MIPIM started as a harmless chance to swap business cards in the sun. That was before it all got out of hand, with parties and the rise of the sinister ‘Organisers'
aI have just returned from a property conference in the South of France. I now feel a bit like someone attending a therapy encounter group; I feel that I should start by saying: "My name is Richard and I have been doing MIPIM for more than 15 years now."
President George Bush, with startling honesty, has recently admitted that Americans are addicted to oil and that this has to end for the good of world stability.
My message is a bit less less epoch-making, but I think I should make it anyway: our industry is also becoming addicted - addicted to conferences, and the more exotic the location, the greater the appeal.
As is the way with addictions, at some point they get out of control. So it is with us. There are now too many get-togethers, they are too expensive and it seems to me that all too often the firm gets little return for sending people on them.
My MIPIM habit started innocently enough. I remember we used to get phone calls from people calling themselves "The Organisers" and initially we ignored them.
Then our senior partner at the time - we shall call him John - said we should try it. He had a place in the South of France, and that allowed us easy access to Cannes and hence to MIPIM. To the best of my knowledge, John now lives permanently in the region.
In the beginning, the fair mainly consisted of British consultants swapping cards in the sunshine and making empty promises of glorious projects to come. But rapidly more and more people started getting involved, particularly people from mainland Europe, and money starting pouring in.

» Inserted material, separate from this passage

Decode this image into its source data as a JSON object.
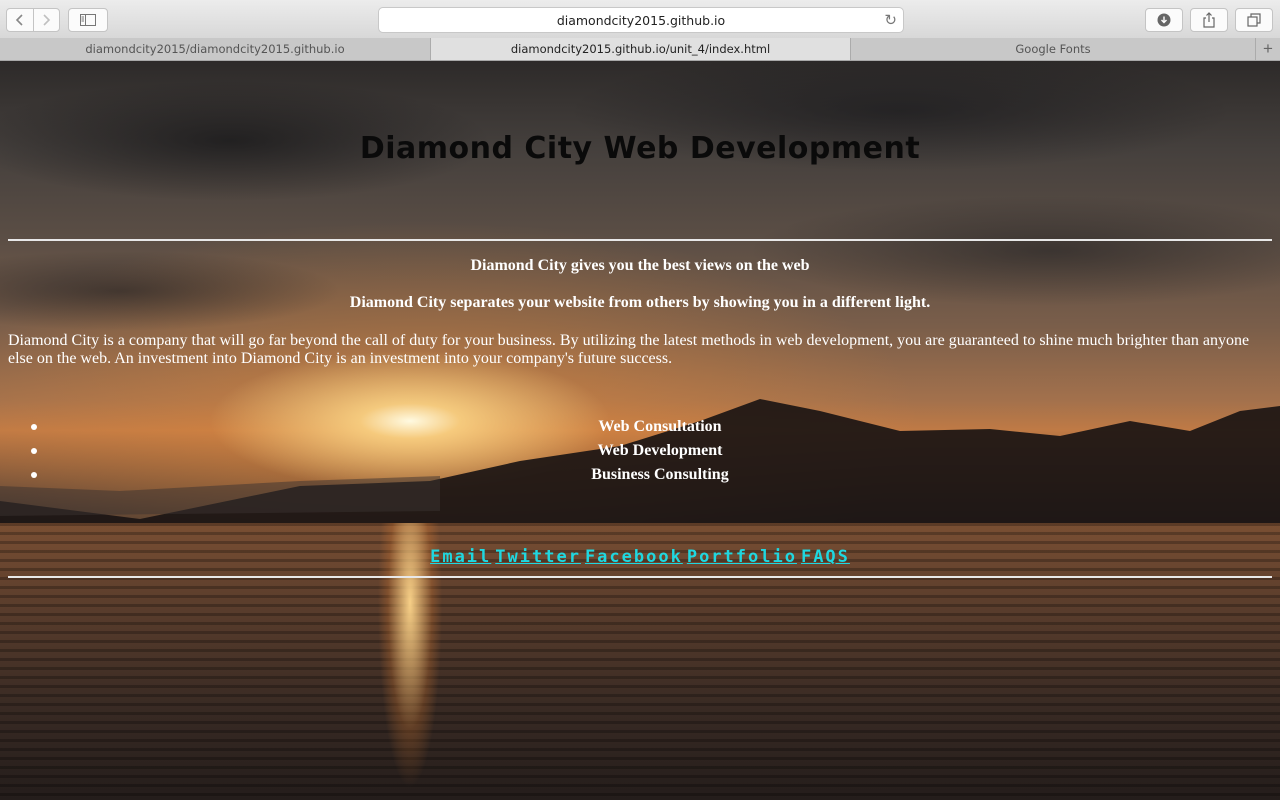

Rumours abounded of fit-out contractors defaulting on their debts, wild parties in villas in the mountains, and the famous brothers began using increasingly large boats. Eventually they began hiring motherships that had to moor outside the port while a shuttle of small craft ferried guests to them.
Heavy MIPIM users, known in the trade as "agents", started using initials to protect their identity, leaving the novice to wake in the morning wondering just what they were supposed to do at a CDBTREZ reception.
The emails ping into my inbox with tiresome regularity: ‘Book now for the latest Asian conference and receive a free delegate pass and a chance to sponsor the awards dinner – you know it makes sense’
There was no end to it all - hotel bookings had to be made through the mysterious Organisers, entry to specified areas required delegate passes and people were threatened with accusations of "parasitic trading".
I realised just how out of control things had become last summer, when I took my family on holiday to Cannes for several days under the pretext that the town "is a nice place to visit" - that is, it has a sandy beach and is near Nice airport.
As soon as we arrived, I knew something was wrong. I had expected to see Giles interrogating his Blackberry on the kerb or Gerald whispering into his mobile but the scene was completely different. There were empty tables at Bar Roma, you could stretch out in the Martinez and I discovered that the local microclimate did not automatically induce feelings of nausea and headaches, a new experience for me at this location.
And it's not just MIPIM. We have too many gatherings nowadays, and they take place all across the world. The emails ping into my inbox with tiresome and predictable regularity: "Book now for the latest Asian conference and receive a free delegate pass and a chance to sponsor the awards dinner - you know it makes sense."
The introduction of the PFI was a wonderful fillip for the conference circuit - just when you thought there were no new subjects to experience, along came something nobody knew the first thing about. Lo and behold! A chance to showcase more "experts", many of whom by definition lacked all practical experience except that of appearing on conference platforms.
We were persuaded to pay and attend on the pretext of other attendees being possibly just the sort of people with whom we should rub shoulders and meet. In most cases they turned out to be our direct competitors, who had also been persuaded to pay and attend on the same basis. How many of these will be paying us fees in the future?
To avoid next year's MIPIM temptation and at the suggestion of my therapy encounter group, I am booking tickets to the other side of the world to participate in a property sailing regatta in Sydney - which is similar to the UK's Little Britain event.
Finally, a word of caution to newcomers to our industry: if somebody offers you a trip to MIPIM or any other of these gatherings, with its multitude of irresistible opportunities, just say non!
Richard Steer is the senior partner at Gleeds